Scott Ian has defended his decision to publicly criticize Philip Anselmo in the wake of last year’s “Dimebash” incident, saying that friends “have the responsibility to call somebody out” when they “think they’re doing something wrong.”
At a January 2016 event at the Lucky Strike Live in Hollywood in honor of late PANTERA guitarist “Dimebag” Darrell Abbott, Anselmo performed the PANTERA classic “Walk”. As he left the stage, he was caught on video making a Nazi-style salute and appearing to say “white power.”
Although the former PANTERA frontman initially commented on the video to claim that he was “joking,” he later apologized for what he did, saying that “it was uncalled for” and asking fans to give him “another chance.”
In the days following the incident, Ian, who is Jewish, released a statement on his official web site saying, “Philip‘s actions were vile” and invited Anselmo to make a donation to the Simon Wiesenthal Center, a human-rights organization that confronts anti-Semitism and hate speech.
Scott was then asked if he was aware of Anselmo‘s claim that he yelled “white power” and threw the Nazi salute because he was reacting to the audience members up front who he says were taunting him.
“Honestly, it’s something I haven’t given much thought to since it all happened,” Ian said. “I said what I had to say, and whoever said whatever they had to say, and as far as I’m concerned, it’s water under the bridge at this point.”
Ian also talked about the criticism that has been leveled at him for calling out Anselmo for his allegedly racist actions when Scott himself was involved in STORMTROOPERS OF DEATH, the mid-’80s politically incorrect side project whose debut album, “Speak English Or Die”, would likely cause an uproar if it was released today.

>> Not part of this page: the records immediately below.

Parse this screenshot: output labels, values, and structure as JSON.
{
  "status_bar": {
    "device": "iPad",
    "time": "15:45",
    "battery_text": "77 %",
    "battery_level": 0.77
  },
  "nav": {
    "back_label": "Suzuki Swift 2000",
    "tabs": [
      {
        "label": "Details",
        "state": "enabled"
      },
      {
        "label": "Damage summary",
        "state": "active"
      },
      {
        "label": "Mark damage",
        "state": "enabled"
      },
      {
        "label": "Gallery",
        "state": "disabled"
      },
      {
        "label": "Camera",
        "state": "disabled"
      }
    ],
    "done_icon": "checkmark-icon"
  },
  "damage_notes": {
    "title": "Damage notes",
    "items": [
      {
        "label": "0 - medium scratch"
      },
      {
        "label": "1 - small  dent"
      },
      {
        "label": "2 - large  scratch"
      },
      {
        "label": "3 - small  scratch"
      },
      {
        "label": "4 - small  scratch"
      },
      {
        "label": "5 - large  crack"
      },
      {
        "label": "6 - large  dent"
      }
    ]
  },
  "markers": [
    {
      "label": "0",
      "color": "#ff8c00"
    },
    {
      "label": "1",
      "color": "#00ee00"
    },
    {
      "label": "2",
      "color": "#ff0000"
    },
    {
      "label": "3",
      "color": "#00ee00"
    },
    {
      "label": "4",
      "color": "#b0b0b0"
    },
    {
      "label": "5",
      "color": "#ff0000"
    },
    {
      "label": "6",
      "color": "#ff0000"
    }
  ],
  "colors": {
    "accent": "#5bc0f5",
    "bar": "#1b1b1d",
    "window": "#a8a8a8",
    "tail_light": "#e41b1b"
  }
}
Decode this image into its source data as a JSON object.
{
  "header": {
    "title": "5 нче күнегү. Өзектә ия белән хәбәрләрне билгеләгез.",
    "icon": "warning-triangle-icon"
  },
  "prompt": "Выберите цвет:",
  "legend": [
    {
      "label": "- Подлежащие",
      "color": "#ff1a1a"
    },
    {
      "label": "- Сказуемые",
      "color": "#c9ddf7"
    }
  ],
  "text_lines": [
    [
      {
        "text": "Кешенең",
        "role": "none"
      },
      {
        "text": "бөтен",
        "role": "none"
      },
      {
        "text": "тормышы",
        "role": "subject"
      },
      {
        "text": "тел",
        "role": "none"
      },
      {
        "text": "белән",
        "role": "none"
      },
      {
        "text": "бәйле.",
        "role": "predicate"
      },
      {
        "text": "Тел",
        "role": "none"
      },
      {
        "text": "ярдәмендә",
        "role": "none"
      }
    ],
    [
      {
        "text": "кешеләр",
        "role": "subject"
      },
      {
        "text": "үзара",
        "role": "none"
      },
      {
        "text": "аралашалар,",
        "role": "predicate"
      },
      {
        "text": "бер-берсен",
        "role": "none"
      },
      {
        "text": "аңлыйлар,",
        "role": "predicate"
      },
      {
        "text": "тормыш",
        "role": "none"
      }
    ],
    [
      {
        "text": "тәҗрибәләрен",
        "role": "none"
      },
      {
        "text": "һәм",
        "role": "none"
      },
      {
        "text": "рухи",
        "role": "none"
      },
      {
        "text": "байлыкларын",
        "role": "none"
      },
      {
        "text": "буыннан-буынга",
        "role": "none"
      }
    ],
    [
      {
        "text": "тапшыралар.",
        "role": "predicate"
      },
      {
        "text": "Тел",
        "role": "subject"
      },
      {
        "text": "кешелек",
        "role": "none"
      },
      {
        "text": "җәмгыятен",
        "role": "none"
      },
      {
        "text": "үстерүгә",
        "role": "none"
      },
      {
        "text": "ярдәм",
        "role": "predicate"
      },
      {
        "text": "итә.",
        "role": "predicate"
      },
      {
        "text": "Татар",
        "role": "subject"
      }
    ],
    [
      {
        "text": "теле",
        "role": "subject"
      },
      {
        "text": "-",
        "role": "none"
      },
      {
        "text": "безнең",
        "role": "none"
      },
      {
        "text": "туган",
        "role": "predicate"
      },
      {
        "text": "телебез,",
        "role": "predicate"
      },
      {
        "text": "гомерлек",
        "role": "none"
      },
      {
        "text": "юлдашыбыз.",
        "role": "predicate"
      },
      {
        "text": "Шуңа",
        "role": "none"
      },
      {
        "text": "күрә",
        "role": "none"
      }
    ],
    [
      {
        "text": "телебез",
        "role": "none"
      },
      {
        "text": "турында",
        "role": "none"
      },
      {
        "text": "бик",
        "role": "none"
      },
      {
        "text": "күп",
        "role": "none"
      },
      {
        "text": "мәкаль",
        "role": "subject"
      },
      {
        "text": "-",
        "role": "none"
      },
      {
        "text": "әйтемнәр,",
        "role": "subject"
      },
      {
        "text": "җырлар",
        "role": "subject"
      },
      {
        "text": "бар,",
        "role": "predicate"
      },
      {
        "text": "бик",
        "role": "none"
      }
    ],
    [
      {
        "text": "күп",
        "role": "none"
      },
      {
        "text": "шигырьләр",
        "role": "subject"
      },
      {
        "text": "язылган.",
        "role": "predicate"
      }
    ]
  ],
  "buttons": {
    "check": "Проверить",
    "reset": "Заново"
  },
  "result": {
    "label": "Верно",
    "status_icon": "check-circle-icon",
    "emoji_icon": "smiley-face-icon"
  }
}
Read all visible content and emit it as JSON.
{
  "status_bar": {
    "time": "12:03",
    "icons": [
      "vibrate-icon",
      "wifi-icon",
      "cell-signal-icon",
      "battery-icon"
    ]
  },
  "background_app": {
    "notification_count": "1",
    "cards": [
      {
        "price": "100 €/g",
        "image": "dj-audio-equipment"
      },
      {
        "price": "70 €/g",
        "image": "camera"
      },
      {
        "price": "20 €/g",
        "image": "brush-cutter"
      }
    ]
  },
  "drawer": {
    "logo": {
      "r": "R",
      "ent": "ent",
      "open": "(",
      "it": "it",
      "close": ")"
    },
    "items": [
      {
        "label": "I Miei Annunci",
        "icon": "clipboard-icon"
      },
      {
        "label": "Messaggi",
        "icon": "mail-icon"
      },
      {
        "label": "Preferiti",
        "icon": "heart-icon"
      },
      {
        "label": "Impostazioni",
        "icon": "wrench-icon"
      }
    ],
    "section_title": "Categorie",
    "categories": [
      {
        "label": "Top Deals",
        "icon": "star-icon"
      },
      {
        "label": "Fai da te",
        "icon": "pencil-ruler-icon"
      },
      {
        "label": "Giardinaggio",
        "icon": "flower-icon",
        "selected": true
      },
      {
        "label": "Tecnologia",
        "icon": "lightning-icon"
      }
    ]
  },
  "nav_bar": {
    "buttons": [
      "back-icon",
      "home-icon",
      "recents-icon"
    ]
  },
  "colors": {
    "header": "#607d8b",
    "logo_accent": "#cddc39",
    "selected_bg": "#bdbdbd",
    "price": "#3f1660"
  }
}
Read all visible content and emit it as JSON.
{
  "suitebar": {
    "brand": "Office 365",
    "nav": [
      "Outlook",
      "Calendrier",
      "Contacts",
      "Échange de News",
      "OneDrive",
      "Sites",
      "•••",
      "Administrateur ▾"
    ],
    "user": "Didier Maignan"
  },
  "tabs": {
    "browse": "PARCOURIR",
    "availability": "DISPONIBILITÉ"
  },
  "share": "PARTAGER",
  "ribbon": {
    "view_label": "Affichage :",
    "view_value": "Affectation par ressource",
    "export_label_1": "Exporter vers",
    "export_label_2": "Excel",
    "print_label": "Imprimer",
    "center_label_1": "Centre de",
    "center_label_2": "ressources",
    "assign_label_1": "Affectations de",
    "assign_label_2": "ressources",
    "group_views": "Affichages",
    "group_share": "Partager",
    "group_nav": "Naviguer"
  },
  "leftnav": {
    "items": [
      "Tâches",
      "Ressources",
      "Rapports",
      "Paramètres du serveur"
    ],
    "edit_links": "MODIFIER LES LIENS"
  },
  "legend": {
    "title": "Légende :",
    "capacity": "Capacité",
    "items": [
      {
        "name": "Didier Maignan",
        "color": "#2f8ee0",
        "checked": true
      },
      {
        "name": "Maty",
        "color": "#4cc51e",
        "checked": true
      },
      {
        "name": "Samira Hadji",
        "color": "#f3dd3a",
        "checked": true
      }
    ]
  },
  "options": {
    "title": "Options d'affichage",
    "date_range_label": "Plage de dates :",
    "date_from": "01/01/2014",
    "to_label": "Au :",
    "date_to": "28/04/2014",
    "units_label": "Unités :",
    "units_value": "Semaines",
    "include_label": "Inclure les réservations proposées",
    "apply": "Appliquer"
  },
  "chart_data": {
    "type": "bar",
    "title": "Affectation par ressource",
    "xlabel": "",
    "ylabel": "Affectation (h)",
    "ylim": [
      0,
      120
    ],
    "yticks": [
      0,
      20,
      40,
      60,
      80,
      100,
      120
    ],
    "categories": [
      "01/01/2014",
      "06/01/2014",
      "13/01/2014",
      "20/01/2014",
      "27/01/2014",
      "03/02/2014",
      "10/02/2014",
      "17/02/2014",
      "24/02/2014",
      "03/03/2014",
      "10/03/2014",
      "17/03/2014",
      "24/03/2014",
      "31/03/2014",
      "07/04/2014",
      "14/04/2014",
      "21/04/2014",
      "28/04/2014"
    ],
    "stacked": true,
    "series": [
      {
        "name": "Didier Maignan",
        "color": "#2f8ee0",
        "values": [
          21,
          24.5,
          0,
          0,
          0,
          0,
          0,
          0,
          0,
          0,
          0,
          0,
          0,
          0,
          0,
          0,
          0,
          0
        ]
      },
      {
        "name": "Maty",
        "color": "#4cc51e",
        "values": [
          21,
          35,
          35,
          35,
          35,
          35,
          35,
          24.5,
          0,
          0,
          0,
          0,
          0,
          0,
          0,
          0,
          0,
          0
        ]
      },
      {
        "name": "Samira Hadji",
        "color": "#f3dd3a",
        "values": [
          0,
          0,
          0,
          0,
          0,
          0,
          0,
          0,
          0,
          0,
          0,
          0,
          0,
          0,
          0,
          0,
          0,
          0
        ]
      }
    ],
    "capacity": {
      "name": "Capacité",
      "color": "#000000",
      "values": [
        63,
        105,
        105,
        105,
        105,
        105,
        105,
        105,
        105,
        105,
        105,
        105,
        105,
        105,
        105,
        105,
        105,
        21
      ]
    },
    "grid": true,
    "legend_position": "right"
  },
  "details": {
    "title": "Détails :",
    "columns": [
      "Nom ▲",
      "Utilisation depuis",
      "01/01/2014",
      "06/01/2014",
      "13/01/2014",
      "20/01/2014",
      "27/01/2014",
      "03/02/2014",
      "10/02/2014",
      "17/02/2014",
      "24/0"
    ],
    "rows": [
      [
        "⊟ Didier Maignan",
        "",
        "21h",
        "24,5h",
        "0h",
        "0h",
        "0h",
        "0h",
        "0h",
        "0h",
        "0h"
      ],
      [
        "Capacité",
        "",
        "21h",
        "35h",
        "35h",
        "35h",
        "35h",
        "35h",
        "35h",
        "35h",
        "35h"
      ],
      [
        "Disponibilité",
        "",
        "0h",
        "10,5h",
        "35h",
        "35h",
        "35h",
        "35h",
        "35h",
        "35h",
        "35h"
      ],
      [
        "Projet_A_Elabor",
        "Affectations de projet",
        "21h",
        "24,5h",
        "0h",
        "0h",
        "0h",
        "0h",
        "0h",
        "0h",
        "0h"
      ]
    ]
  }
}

“There’s no way to answer that question because the record came out in 1985,” Ian said about the S.O.D. release. “So if you wanna speculate about a fantasy, then you may have time to do that in your day, but I don’t. As far as I’m concerned, when that [record came out in] 1985, either people understood that we were making fun of assholes and racists and people that would say ‘Speak English or die’… So either people understood where it was coming from or they didn’t, and if they didn’t understand, it wasn’t our responsibility to educate them. We were just having fun.”